I. Bye, Bye Peres (I)
Gershon Baskin, a prominent left-wing activist and the architect of the outrageous Gilad Shalit prisoner swap, tells a story of learning of a series of tunnels under the Philadelphi Corridor. According to Baskin’s account, the information came from a senior security official in Gaza, a year after arriving in the coastal strip with the chief PLO terrorist Yasser Arafat. The tunnels had been constructed by Hamas, and the Palestinian Authority was asking for Israel’s assistance in located and destroying the underground smuggling network.
But when Baskin called the prime minister to report on his finding, he was met with a stony silence. Israel chose to ignore the warning, as it did with other indications at the time that the PLO was using its “temporary authority” to create a terrorist army in the heart of the Land of Israel. It was the heyday of the Oslo years, and individuals who produced evidence to question the wisdom of the land-for-peace formula were virtual enemies-of-state.
The Foreign Minister at the time was Shimon Peres, who’s retirement from the presidency today at age 91 will mark the end of his career as an elected official in Israel. Ironically, Peres leaves the stage during a conflict that points directly to his political legacy: Israel’s willingness to build foreign policy based not on intelligence information and cold analysis of actual situations,but rather on hopes. Residents of the south and coastal regions have been paying for that approach for more than a decade, and dozens of IDF soldiers have lost their lives in repeated battles as a result.

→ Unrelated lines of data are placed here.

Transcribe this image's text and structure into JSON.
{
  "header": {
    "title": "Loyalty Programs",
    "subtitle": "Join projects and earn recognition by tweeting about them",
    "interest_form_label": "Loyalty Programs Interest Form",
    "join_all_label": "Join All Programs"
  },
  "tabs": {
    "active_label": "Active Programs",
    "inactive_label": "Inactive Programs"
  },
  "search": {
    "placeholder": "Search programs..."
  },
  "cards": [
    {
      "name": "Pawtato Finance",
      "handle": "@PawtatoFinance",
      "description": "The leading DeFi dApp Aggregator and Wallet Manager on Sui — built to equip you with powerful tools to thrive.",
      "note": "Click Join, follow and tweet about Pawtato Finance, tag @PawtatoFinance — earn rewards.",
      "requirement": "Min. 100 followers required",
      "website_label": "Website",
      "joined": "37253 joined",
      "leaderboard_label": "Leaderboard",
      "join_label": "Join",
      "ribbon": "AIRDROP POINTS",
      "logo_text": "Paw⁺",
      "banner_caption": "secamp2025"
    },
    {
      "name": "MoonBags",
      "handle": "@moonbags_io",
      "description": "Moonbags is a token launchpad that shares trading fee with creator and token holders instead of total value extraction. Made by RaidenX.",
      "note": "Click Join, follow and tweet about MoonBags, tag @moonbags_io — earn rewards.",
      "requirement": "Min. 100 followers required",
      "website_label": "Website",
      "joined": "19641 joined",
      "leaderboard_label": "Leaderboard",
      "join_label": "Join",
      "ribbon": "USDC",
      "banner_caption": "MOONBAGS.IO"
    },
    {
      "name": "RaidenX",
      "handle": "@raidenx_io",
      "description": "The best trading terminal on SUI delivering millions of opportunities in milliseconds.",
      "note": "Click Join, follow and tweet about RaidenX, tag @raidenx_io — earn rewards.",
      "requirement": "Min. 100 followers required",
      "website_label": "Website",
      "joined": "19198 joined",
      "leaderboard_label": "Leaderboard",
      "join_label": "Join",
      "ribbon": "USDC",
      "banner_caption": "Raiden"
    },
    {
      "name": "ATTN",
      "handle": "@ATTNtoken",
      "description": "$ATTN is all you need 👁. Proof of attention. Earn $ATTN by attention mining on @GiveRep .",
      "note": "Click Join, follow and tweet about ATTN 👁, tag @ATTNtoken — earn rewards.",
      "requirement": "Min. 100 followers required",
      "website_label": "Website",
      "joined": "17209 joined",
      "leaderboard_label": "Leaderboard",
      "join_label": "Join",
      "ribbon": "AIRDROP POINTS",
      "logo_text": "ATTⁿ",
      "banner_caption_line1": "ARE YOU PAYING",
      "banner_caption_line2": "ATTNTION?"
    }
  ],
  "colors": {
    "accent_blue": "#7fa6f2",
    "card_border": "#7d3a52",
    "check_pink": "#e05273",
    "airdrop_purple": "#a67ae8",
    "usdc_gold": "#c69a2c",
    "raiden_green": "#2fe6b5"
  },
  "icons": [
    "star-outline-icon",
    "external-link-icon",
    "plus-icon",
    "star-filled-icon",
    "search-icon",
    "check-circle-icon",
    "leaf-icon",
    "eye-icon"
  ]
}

As Peres leaves elected political life, one can rest assured that he will continue agitating for Israel to continue the willing blindness policy from outside politics, and that local and international media will give him an open platform for his message. But if Israel is to avoid a future, more serious flare up (likely in 18 months or so), the country would be wise to let Shimon Peres fade into the sunset and live out his life in peace and good health, and to leave foreign policy to leaders who will deal with political realities in the region as they are, rather than as we wish they were.
II. Nations Don’t Have Friends, Only Interests
US and international media announced this week an $11 billion arms deal between the United States and Qatar. According to reports, Qatar will buy US Patriot missiles, including a free, introductory US offer of 10 Patriot batteries, 24 Apache helicopters, 500 Javelin anti-tank missiles and more. In addition, reports indicated that Washington is hopeful that the current sale is a precursor to a second stage, in which the Gulf state is expected to award a lucrative fighter jet contract to US companies. In every way, the deal will be a boon for US companies.
The huge arms deal is relevant, particularly in light of President Shimon Peres’s statement Wednesday that Qatar’s financial support for Gaza makes the Persian Gulf state the “the world’s largest funder of terror.” Given Qatar’s ongoing support for Hamas, is it unreasonable to suggest that some of the anti-tank missiles delivered to Doha could actually make their way to Gaza, or even to Ramallah? It is a truism of international relations that nations do not have friends. They only have interests. In that light, the US – Qatar relationship is relevant to those individuals who insist that Jerusalem and Washington enjoy a “special relationship,” and that Israel is a central American “ally” in the Middle East. In actual fact, while Washington has indeed given Israel much-needed political support on the international stage for many years, the fact is also that US businesses who arm both sides of the Israel-Arab divide have much to gain from keeping that conflict alive.